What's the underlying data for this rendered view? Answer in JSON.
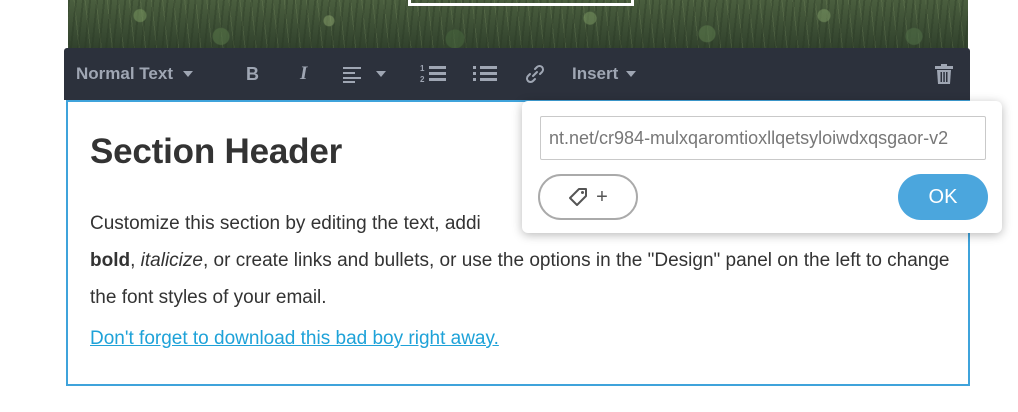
{
  "toolbar": {
    "text_style": "Normal Text",
    "bold_label": "B",
    "italic_label": "I",
    "insert_label": "Insert",
    "icons": [
      "bold-icon",
      "italic-icon",
      "align-icon",
      "numbered-list-icon",
      "bulleted-list-icon",
      "link-icon",
      "trash-icon"
    ]
  },
  "section": {
    "title": "Section Header",
    "para_1": "Customize this section by editing the text, addi",
    "para_bold": "bold",
    "para_2": ", ",
    "para_italic": "italicize",
    "para_3": ", or create links and bullets, or use the options in the \"Design\" panel on the left to change the font styles of your email.",
    "link_text": "Don't forget to download this bad boy right away."
  },
  "link_popup": {
    "url_value": "nt.net/cr984-mulxqaromtioxllqetsyloiwdxqsgaor-v2",
    "tag_plus": "+",
    "ok_label": "OK"
  },
  "colors": {
    "toolbar_bg": "#2c313c",
    "accent_blue": "#3fa3db",
    "ok_blue": "#4ba6dd",
    "link_blue": "#1ea2d8"
  }
}
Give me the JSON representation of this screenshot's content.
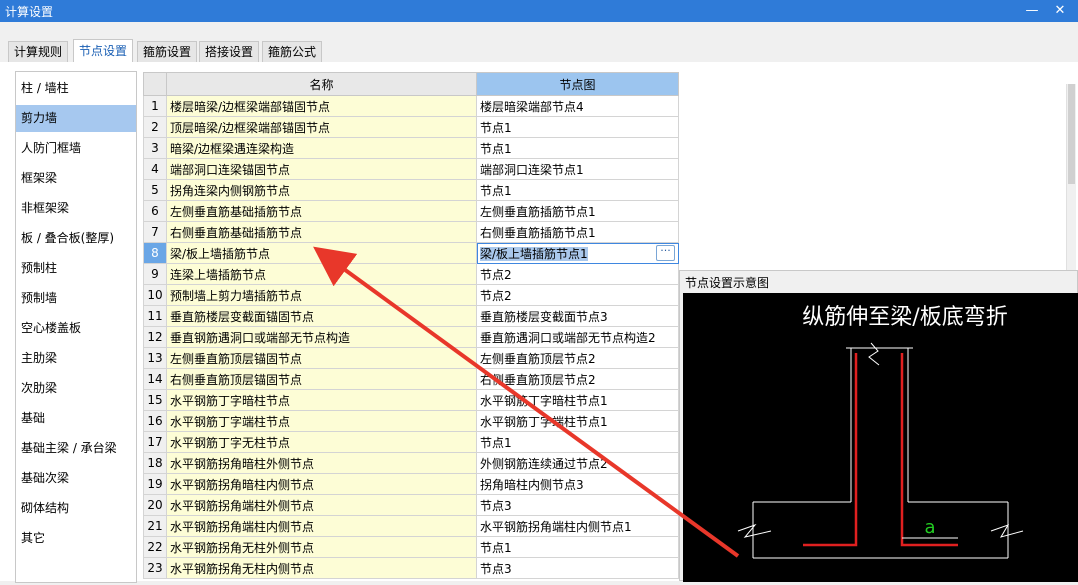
{
  "window": {
    "title": "计算设置",
    "minimize_glyph": "—",
    "close_glyph": "✕"
  },
  "tabs": [
    {
      "label": "计算规则",
      "active": false
    },
    {
      "label": "节点设置",
      "active": true
    },
    {
      "label": "箍筋设置",
      "active": false
    },
    {
      "label": "搭接设置",
      "active": false
    },
    {
      "label": "箍筋公式",
      "active": false
    }
  ],
  "sidebar": {
    "active_index": 1,
    "items": [
      "柱 / 墙柱",
      "剪力墙",
      "人防门框墙",
      "框架梁",
      "非框架梁",
      "板 / 叠合板(整厚)",
      "预制柱",
      "预制墙",
      "空心楼盖板",
      "主肋梁",
      "次肋梁",
      "基础",
      "基础主梁 / 承台梁",
      "基础次梁",
      "砌体结构",
      "其它"
    ]
  },
  "grid": {
    "headers": {
      "name": "名称",
      "diagram": "节点图"
    },
    "selected_row": 8,
    "ellipsis": "···",
    "rows": [
      {
        "num": "1",
        "name": "楼层暗梁/边框梁端部锚固节点",
        "node": "楼层暗梁端部节点4"
      },
      {
        "num": "2",
        "name": "顶层暗梁/边框梁端部锚固节点",
        "node": "节点1"
      },
      {
        "num": "3",
        "name": "暗梁/边框梁遇连梁构造",
        "node": "节点1"
      },
      {
        "num": "4",
        "name": "端部洞口连梁锚固节点",
        "node": "端部洞口连梁节点1"
      },
      {
        "num": "5",
        "name": "拐角连梁内侧钢筋节点",
        "node": "节点1"
      },
      {
        "num": "6",
        "name": "左侧垂直筋基础插筋节点",
        "node": "左侧垂直筋插筋节点1"
      },
      {
        "num": "7",
        "name": "右侧垂直筋基础插筋节点",
        "node": "右侧垂直筋插筋节点1"
      },
      {
        "num": "8",
        "name": "梁/板上墙插筋节点",
        "node": "梁/板上墙插筋节点1"
      },
      {
        "num": "9",
        "name": "连梁上墙插筋节点",
        "node": "节点2"
      },
      {
        "num": "10",
        "name": "预制墙上剪力墙插筋节点",
        "node": "节点2"
      },
      {
        "num": "11",
        "name": "垂直筋楼层变截面锚固节点",
        "node": "垂直筋楼层变截面节点3"
      },
      {
        "num": "12",
        "name": "垂直钢筋遇洞口或端部无节点构造",
        "node": "垂直筋遇洞口或端部无节点构造2"
      },
      {
        "num": "13",
        "name": "左侧垂直筋顶层锚固节点",
        "node": "左侧垂直筋顶层节点2"
      },
      {
        "num": "14",
        "name": "右侧垂直筋顶层锚固节点",
        "node": "右侧垂直筋顶层节点2"
      },
      {
        "num": "15",
        "name": "水平钢筋丁字暗柱节点",
        "node": "水平钢筋丁字暗柱节点1"
      },
      {
        "num": "16",
        "name": "水平钢筋丁字端柱节点",
        "node": "水平钢筋丁字端柱节点1"
      },
      {
        "num": "17",
        "name": "水平钢筋丁字无柱节点",
        "node": "节点1"
      },
      {
        "num": "18",
        "name": "水平钢筋拐角暗柱外侧节点",
        "node": "外侧钢筋连续通过节点2"
      },
      {
        "num": "19",
        "name": "水平钢筋拐角暗柱内侧节点",
        "node": "拐角暗柱内侧节点3"
      },
      {
        "num": "20",
        "name": "水平钢筋拐角端柱外侧节点",
        "node": "节点3"
      },
      {
        "num": "21",
        "name": "水平钢筋拐角端柱内侧节点",
        "node": "水平钢筋拐角端柱内侧节点1"
      },
      {
        "num": "22",
        "name": "水平钢筋拐角无柱外侧节点",
        "node": "节点1"
      },
      {
        "num": "23",
        "name": "水平钢筋拐角无柱内侧节点",
        "node": "节点3"
      }
    ]
  },
  "preview": {
    "title": "节点设置示意图",
    "diagram_caption": "纵筋伸至梁/板底弯折",
    "dimension_label": "a"
  },
  "colors": {
    "titlebar": "#2f7bd8",
    "selection": "#a6c8ef",
    "name_cell": "#fdfdd6",
    "header_highlight": "#9cc5ef",
    "arrow": "#e8372a",
    "rebar": "#e02020",
    "dimension": "#22cc22"
  },
  "icons": {
    "minimize": "minimize-icon",
    "close": "close-icon",
    "ellipsis": "ellipsis-button",
    "annotation": "arrow-annotation"
  }
}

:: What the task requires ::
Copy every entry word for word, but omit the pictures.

:: Solution to the exercise ::
What's the underlying data for this rendered view? Answer in JSON.
{
  "toolbar": {
    "text_style": "Normal Text",
    "bold_label": "B",
    "italic_label": "I",
    "insert_label": "Insert",
    "icons": [
      "bold-icon",
      "italic-icon",
      "align-icon",
      "numbered-list-icon",
      "bulleted-list-icon",
      "link-icon",
      "trash-icon"
    ]
  },
  "section": {
    "title": "Section Header",
    "para_1": "Customize this section by editing the text, addi",
    "para_bold": "bold",
    "para_2": ", ",
    "para_italic": "italicize",
    "para_3": ", or create links and bullets, or use the options in the \"Design\" panel on the left to change the font styles of your email.",
    "link_text": "Don't forget to download this bad boy right away."
  },
  "link_popup": {
    "url_value": "nt.net/cr984-mulxqaromtioxllqetsyloiwdxqsgaor-v2",
    "tag_plus": "+",
    "ok_label": "OK"
  },
  "colors": {
    "toolbar_bg": "#2c313c",
    "accent_blue": "#3fa3db",
    "ok_blue": "#4ba6dd",
    "link_blue": "#1ea2d8"
  }
}
Give me the JSON representation of this screenshot's content.
{
  "window": {
    "title": "计算设置",
    "minimize_glyph": "—",
    "close_glyph": "✕"
  },
  "tabs": [
    {
      "label": "计算规则",
      "active": false
    },
    {
      "label": "节点设置",
      "active": true
    },
    {
      "label": "箍筋设置",
      "active": false
    },
    {
      "label": "搭接设置",
      "active": false
    },
    {
      "label": "箍筋公式",
      "active": false
    }
  ],
  "sidebar": {
    "active_index": 1,
    "items": [
      "柱 / 墙柱",
      "剪力墙",
      "人防门框墙",
      "框架梁",
      "非框架梁",
      "板 / 叠合板(整厚)",
      "预制柱",
      "预制墙",
      "空心楼盖板",
      "主肋梁",
      "次肋梁",
      "基础",
      "基础主梁 / 承台梁",
      "基础次梁",
      "砌体结构",
      "其它"
    ]
  },
  "grid": {
    "headers": {
      "name": "名称",
      "diagram": "节点图"
    },
    "selected_row": 8,
    "ellipsis": "···",
    "rows": [
      {
        "num": "1",
        "name": "楼层暗梁/边框梁端部锚固节点",
        "node": "楼层暗梁端部节点4"
      },
      {
        "num": "2",
        "name": "顶层暗梁/边框梁端部锚固节点",
        "node": "节点1"
      },
      {
        "num": "3",
        "name": "暗梁/边框梁遇连梁构造",
        "node": "节点1"
      },
      {
        "num": "4",
        "name": "端部洞口连梁锚固节点",
        "node": "端部洞口连梁节点1"
      },
      {
        "num": "5",
        "name": "拐角连梁内侧钢筋节点",
        "node": "节点1"
      },
      {
        "num": "6",
        "name": "左侧垂直筋基础插筋节点",
        "node": "左侧垂直筋插筋节点1"
      },
      {
        "num": "7",
        "name": "右侧垂直筋基础插筋节点",
        "node": "右侧垂直筋插筋节点1"
      },
      {
        "num": "8",
        "name": "梁/板上墙插筋节点",
        "node": "梁/板上墙插筋节点1"
      },
      {
        "num": "9",
        "name": "连梁上墙插筋节点",
        "node": "节点2"
      },
      {
        "num": "10",
        "name": "预制墙上剪力墙插筋节点",
        "node": "节点2"
      },
      {
        "num": "11",
        "name": "垂直筋楼层变截面锚固节点",
        "node": "垂直筋楼层变截面节点3"
      },
      {
        "num": "12",
        "name": "垂直钢筋遇洞口或端部无节点构造",
        "node": "垂直筋遇洞口或端部无节点构造2"
      },
      {
        "num": "13",
        "name": "左侧垂直筋顶层锚固节点",
        "node": "左侧垂直筋顶层节点2"
      },
      {
        "num": "14",
        "name": "右侧垂直筋顶层锚固节点",
        "node": "右侧垂直筋顶层节点2"
      },
      {
        "num": "15",
        "name": "水平钢筋丁字暗柱节点",
        "node": "水平钢筋丁字暗柱节点1"
      },
      {
        "num": "16",
        "name": "水平钢筋丁字端柱节点",
        "node": "水平钢筋丁字端柱节点1"
      },
      {
        "num": "17",
        "name": "水平钢筋丁字无柱节点",
        "node": "节点1"
      },
      {
        "num": "18",
        "name": "水平钢筋拐角暗柱外侧节点",
        "node": "外侧钢筋连续通过节点2"
      },
      {
        "num": "19",
        "name": "水平钢筋拐角暗柱内侧节点",
        "node": "拐角暗柱内侧节点3"
      },
      {
        "num": "20",
        "name": "水平钢筋拐角端柱外侧节点",
        "node": "节点3"
      },
      {
        "num": "21",
        "name": "水平钢筋拐角端柱内侧节点",
        "node": "水平钢筋拐角端柱内侧节点1"
      },
      {
        "num": "22",
        "name": "水平钢筋拐角无柱外侧节点",
        "node": "节点1"
      },
      {
        "num": "23",
        "name": "水平钢筋拐角无柱内侧节点",
        "node": "节点3"
      }
    ]
  },
  "preview": {
    "title": "节点设置示意图",
    "diagram_caption": "纵筋伸至梁/板底弯折",
    "dimension_label": "a"
  },
  "colors": {
    "titlebar": "#2f7bd8",
    "selection": "#a6c8ef",
    "name_cell": "#fdfdd6",
    "header_highlight": "#9cc5ef",
    "arrow": "#e8372a",
    "rebar": "#e02020",
    "dimension": "#22cc22"
  },
  "icons": {
    "minimize": "minimize-icon",
    "close": "close-icon",
    "ellipsis": "ellipsis-button",
    "annotation": "arrow-annotation"
  }
}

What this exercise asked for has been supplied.